Real Food by Nina Planck caught my attention recently on a bookstore’s shelf. The cover photo (a pleasing still-life featuring milk, olive oil, cheese, greens and more) and the blurbs on the back told me that here, at last, was a serious look at worthwhile food, the kind that nature made.
Although I care about sustainability, my number one criterion for food is that it tastes good. The decades-long effort to reduce our collective body mass index through such abominations as fat-free cheese and sugar-free sweets has been an abysmal failure. That campaign also is frequently at odds with the even-longer attempt to make cooking easier and faster—and, usually, saltier and fattier.
Real Food addresses the question, “What happens when people eat food—all of it—that’s like the food people ate for millennia, before we came up with all those fake foods in the 20th century?”
Planck’s short answer: We eat better, feel better and avoid heart disease.
The book seems to have gotten less press than I would have expected (although it has appeared on numerous blogs). Consequently, I decided to talk about the book more than I could in a single post, and I’m going to do my first blog series on Real Food. This post is the first installment. More will follow in the next several days, although I’m planning to mix the installments with other material, for the sake of readers who don’t care about what Real Food has to say.
My abbreviated review
This book is worth reading for anyone who loves food or is concerned about their health and diet. As she tantalizes us with stories of delicious dishes, Planck turns the contemporary popular wisdom on its head where fats and cholesterol are concerned, and she uses lots of scientific research to support most of her claims.
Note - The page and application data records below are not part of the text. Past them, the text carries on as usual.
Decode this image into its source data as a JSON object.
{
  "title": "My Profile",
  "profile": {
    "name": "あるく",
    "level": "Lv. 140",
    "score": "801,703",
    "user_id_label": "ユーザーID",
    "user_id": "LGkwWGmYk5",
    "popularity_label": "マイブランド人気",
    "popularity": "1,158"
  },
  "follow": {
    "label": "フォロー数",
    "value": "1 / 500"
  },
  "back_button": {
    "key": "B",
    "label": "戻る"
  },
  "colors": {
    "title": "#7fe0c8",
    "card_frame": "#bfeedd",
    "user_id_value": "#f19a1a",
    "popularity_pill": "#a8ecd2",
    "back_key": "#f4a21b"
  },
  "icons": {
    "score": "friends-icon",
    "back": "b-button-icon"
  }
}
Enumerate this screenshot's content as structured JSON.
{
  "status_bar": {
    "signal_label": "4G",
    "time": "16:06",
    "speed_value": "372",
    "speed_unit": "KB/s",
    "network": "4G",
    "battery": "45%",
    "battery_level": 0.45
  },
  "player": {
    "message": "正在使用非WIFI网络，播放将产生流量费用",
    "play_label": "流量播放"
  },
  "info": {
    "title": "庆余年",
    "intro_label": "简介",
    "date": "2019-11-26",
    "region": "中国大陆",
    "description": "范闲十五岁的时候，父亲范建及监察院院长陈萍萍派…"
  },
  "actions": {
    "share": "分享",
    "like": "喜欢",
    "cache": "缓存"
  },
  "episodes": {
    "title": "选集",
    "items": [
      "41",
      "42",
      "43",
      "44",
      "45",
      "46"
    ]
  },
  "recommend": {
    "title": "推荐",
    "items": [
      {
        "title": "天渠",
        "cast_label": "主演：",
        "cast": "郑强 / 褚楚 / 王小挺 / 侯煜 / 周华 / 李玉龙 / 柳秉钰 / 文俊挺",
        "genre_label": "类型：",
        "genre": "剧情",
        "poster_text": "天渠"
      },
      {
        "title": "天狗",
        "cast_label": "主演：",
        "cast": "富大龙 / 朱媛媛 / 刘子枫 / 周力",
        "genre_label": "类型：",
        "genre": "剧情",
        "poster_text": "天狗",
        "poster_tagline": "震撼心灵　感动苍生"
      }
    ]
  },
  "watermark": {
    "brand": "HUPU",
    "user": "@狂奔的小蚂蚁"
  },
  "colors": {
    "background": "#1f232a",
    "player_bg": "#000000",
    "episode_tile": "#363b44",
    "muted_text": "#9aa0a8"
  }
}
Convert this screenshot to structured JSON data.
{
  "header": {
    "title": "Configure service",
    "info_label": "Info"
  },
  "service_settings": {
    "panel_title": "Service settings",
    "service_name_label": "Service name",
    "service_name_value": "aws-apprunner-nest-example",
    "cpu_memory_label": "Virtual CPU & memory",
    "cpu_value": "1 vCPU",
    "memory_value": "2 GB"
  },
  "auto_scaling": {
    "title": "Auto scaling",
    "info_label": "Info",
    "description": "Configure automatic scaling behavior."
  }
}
The biggest flaw, though, is that she barely mentions the roles of overeating or inactivity in America’s obesity, diabetes and heart disease epidemics.
Series posts coming up
After all parts have been posted, I’ll put links in so that you can reach them all. Here is what to expect: